Hitchhiking Dressed as Santa and an Elf
A couple road tripping friends dropped us off on the outskirts of the city after having spent a couple days together. We were feeling jolly, my smiled showed only through my eyes with the rest of my face covered in the white, dollar store beard. We'd scrambled together all the red and green gear we could at thrift stores and the like, we were sure this would make the trip up to Wyoming a little more fun.
Our first ride came from a a guy in the cannabis industry, but only a few miles up the road. Next a car dealer rode us all the way up to Santa Fe, snapping a picture of us for his family to see later. A family gave us a short ride north of town after that, and there we waited for quite a while.
We couldn't give up. Santa wouldn't give up, he'd push on.
And just like that one of those 18 wheelers was now pulling over. We ran for it and hopped up into the truck to meet the ex-Marine and long time trucker, currently aiming to end his day in Fort Collins. Warm again, and now knocking out about half the miles of our trip in one ride with this truck driver and his little dog.
It was in Loveland where we stopped for some food, it's also there where the driver decided he'd press on just a bit further on up to Cheyenne. This was good news for us, as this would connect us up with Interstate 80, as well as getting us officially into Wyoming. Once there he tried using his CB radio to catch us our next ride with another trucker, but nothing came of it.
We found some cardboard and made a "WEST" sign, deciding we'd brave the cold for a bit and try to catch a ride standing under the streetlight by the entrance to the interstate. This didn't last long, however, as cars and trucks were few and far between while the cold didn't quit.
We headed back inside the truck stop to warm up an evaluate.

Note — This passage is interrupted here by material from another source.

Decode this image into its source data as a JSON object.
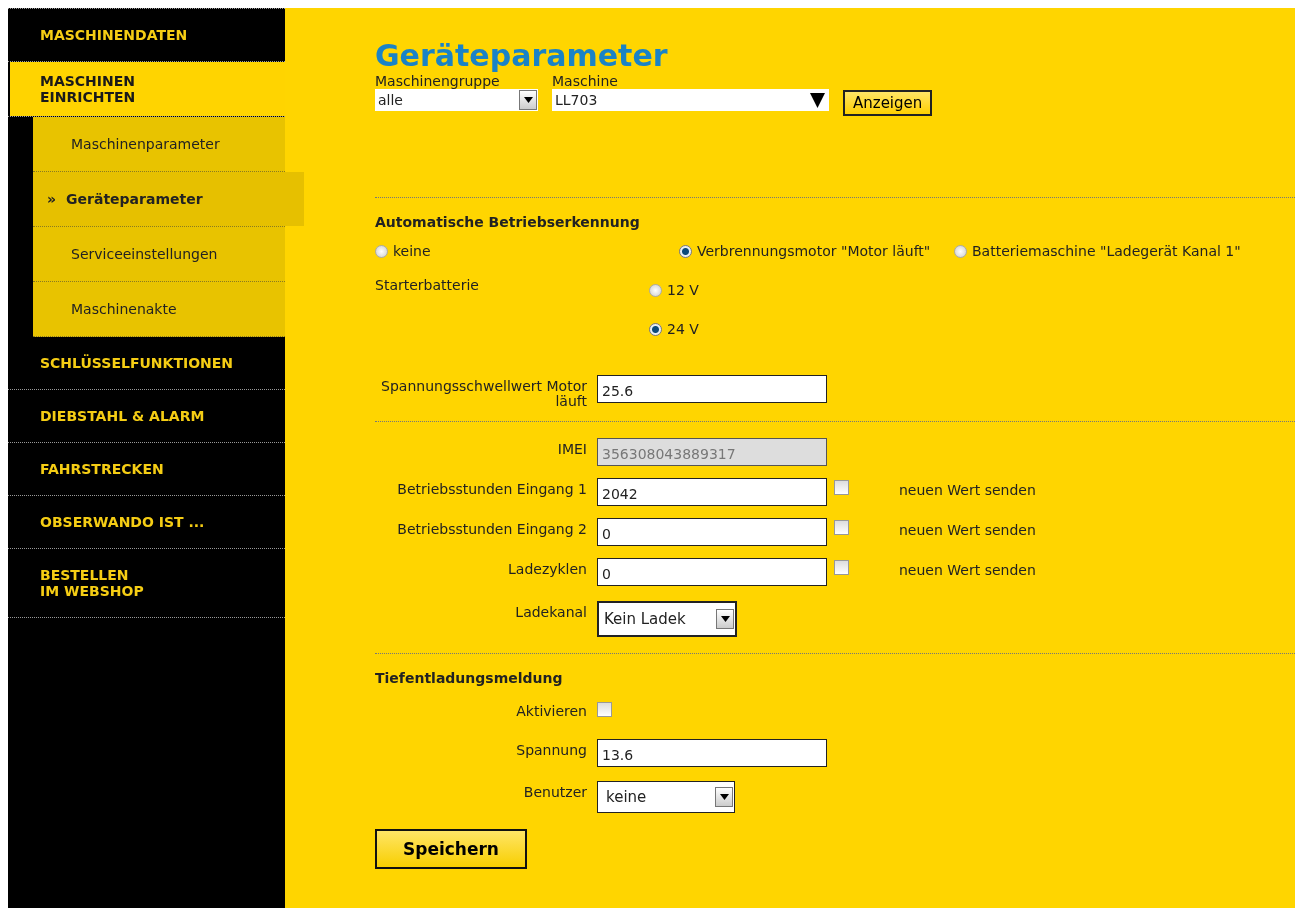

One possibility, which I've done several times before, is to sit in the truckers lounge overnight, fading in and out of sleep before getting back on the road come daylight. It's not the best sleep and you can run the risk of getting kicked out (although that's never happened to me in these instances), but it became a moot point as this truck stop didn't have a lounge.
In the meantime someone who'd seen us early came by and bought us some food, a pretty awesome thing to happen in that moment.
Afterwords we walked a mile or more, one last trek through the chill to get to a warm room for the night, luckily still close to the highway.
After the good night's sleep we clattered on back to the highway. The wind was vicious, sucking the air out from us in bone chillingly freezing fashion. Both of us wearing all layers of clothes we had underneath our Christmas gear, my cheeks now authentically rosy. After a good long while, though, Marilyn's hands were once again taking on the blue color. "Marilyn! You're hands are freezing!"
We were just about to take a break, march our way back to find a nearby gas station or some other place to warm up, when our ride came just in time.
Finally of course someone did, a family from Florida heading to some sand dunes just several miles down the road, they dropped us off a pretty desolate turn off up the road. We kept marching from there, now with the sun going down once again, and now quite far from anything other than the road and frozen plains around us.
An oil field worker saved us from that situation, picking us up armed with burritos and pastries. He took us up the next bitty town where he got us some hot chocolate before dropping us off. It was dark now and only the gas station was open, and basically that's all the town was, that too would be closing soon. There was a streetlight at least, so we planted ourselves there. Someone driving the opposite direction gave us some more warm gear, that and the hot chocolate made things at least a bit more bearable.
We spent nearly a week in town altogether; catching up with my mom, siblings and more family; visiting the amazing Melvin Brewing a couple times in the Thai Me Up restaurant, checking out the tire-salt-licking big horn sheep and having good meals all along. For Christmas day itself we went skiing, crisscrossing around the mountain as much as possible. A day on the mountain is always a good day, especially in Jackson.
It wouldn't be until a few days after Christmas that we'd get going, eastbound for New Years, and what a wild year it would be ahead. A few continents, flights, trains, buses, hitchhiking, a backpack/tent project, love, breakups, pick pockets and muggings, more love, more bliss, more pints and more of everything that's kept me kicking on down the road. Ho ho ho and every night a good night.
December 19, 2014 to December 27, 2014